David A. Buckbee, Correction Officer - Mid-State Correctional Facility

On March 4, 2003, you were driving to work when you saw smoke billowing from a private residence on State Route 49. You immediately drove to the house. You heard voices coming from inside the house and broke down the front door. You located an elderly couple, one of whom had an oxygen tank, and a 9-year-old boy. You escorted all three out of the burning home, but returned upon learning there were two more occupants inside. Crawling on your hands and knees due to the intense smoke, you located a boy in a rear bedroom and carried him to the front door and passed him to a neighbor. You and Marcy CO Lawrence Ciaccia then reentered the building to locate the last resident. This time, conditions made it impossible to do anything but retreat from the house before you could locate the last resident who died in the fire. Your truly heroic actions contributed to saving four lives.
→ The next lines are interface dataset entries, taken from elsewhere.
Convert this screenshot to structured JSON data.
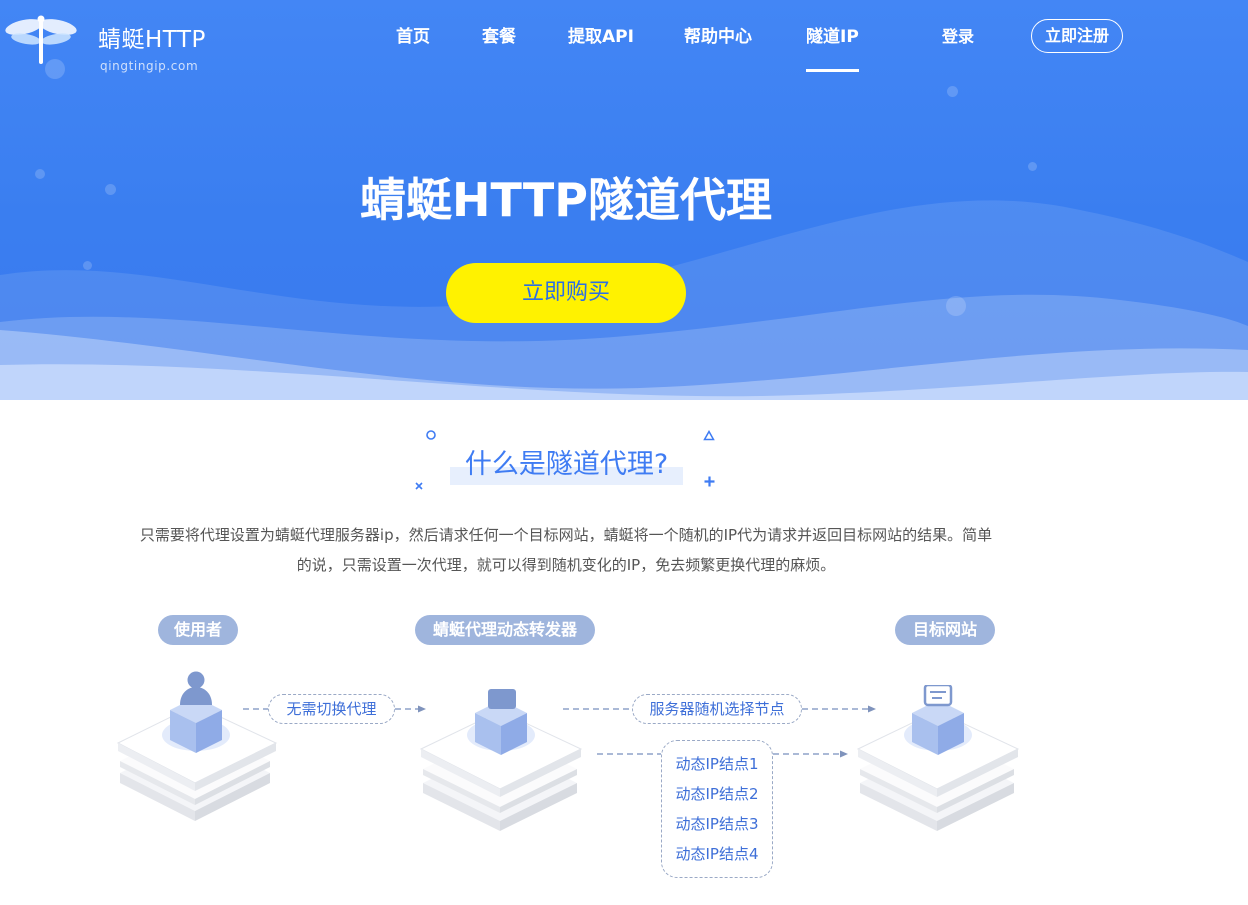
{
  "brand": {
    "name": "蜻蜓HTTP",
    "domain": "qingtingip.com"
  },
  "nav": {
    "items": [
      {
        "label": "首页",
        "active": false
      },
      {
        "label": "套餐",
        "active": false
      },
      {
        "label": "提取API",
        "active": false
      },
      {
        "label": "帮助中心",
        "active": false
      },
      {
        "label": "隧道IP",
        "active": true
      }
    ],
    "login_label": "登录",
    "register_label": "立即注册"
  },
  "hero": {
    "title": "蜻蜓HTTP隧道代理",
    "buy_label": "立即购买"
  },
  "intro": {
    "title": "什么是隧道代理?",
    "desc_line1": "只需要将代理设置为蜻蜓代理服务器ip，然后请求任何一个目标网站，蜻蜓将一个随机的IP代为请求并返回目标网站的结果。简单",
    "desc_line2": "的说，只需设置一次代理，就可以得到随机变化的IP，免去频繁更换代理的麻烦。"
  },
  "diagram": {
    "user_label": "使用者",
    "forwarder_label": "蜻蜓代理动态转发器",
    "target_label": "目标网站",
    "no_switch_label": "无需切换代理",
    "random_node_label": "服务器随机选择节点",
    "nodes": [
      "动态IP结点1",
      "动态IP结点2",
      "动态IP结点3",
      "动态IP结点4"
    ]
  },
  "colors": {
    "hero_blue": "#3a7ef0",
    "buy_yellow": "#fff200",
    "accent_blue": "#3f7cf3",
    "pill_gray_blue": "#9fb5dd"
  }
}
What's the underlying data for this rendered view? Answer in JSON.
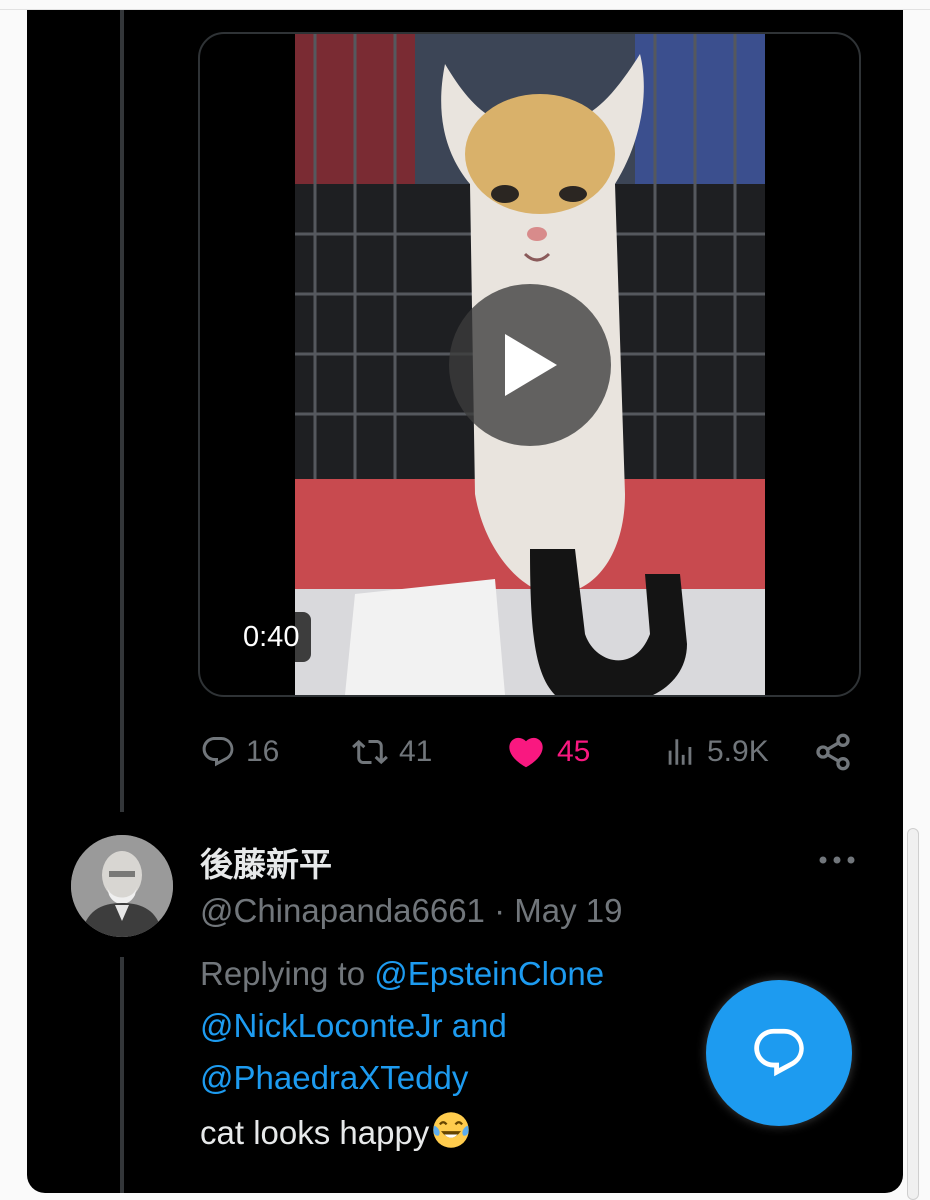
{
  "video": {
    "duration": "0:40",
    "play_icon": "play-icon"
  },
  "actions": {
    "replies": "16",
    "retweets": "41",
    "likes": "45",
    "views": "5.9K",
    "icons": [
      "reply-icon",
      "retweet-icon",
      "heart-icon",
      "views-icon",
      "share-icon"
    ],
    "like_color": "#f91880",
    "muted_color": "#71767b"
  },
  "reply": {
    "display_name": "後藤新平",
    "handle": "@Chinapanda6661",
    "separator": "·",
    "date": "May 19",
    "replying_prefix": "Replying to",
    "mention_1": "@EpsteinClone",
    "mention_2": "@NickLoconteJr",
    "conjunction": "and",
    "mention_3": "@PhaedraXTeddy",
    "text": "cat looks happy",
    "emoji_name": "face-with-tears-of-joy-icon",
    "mention_color": "#1d9bf0"
  },
  "compose_button": {
    "icon": "compose-reply-icon",
    "color": "#1d9bf0"
  }
}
Lawrence M. Ciaccia, Correction Officer - Mid-State Correctional Facility

On March 4, 2003, you were driving to work when you observed a burning house on State Route 49. You immediately responded to the home. Without regard to your personal safety, you entered the burning structure. Along with Mid-State CO David Buckbee, you were able to rescue two elderly and two young residents from the inflamed home. This action required numerous entries into the smoke filled structure. When smoke and fire drove you out the front door, you reentered through the back door. You continued in your attempts to locate a fifth occupant until conditions drove you, CO Buckbee and State Trooper L. Marfone out of what had become a fully-involved house fire. Your heroic efforts contributed to saving four lives.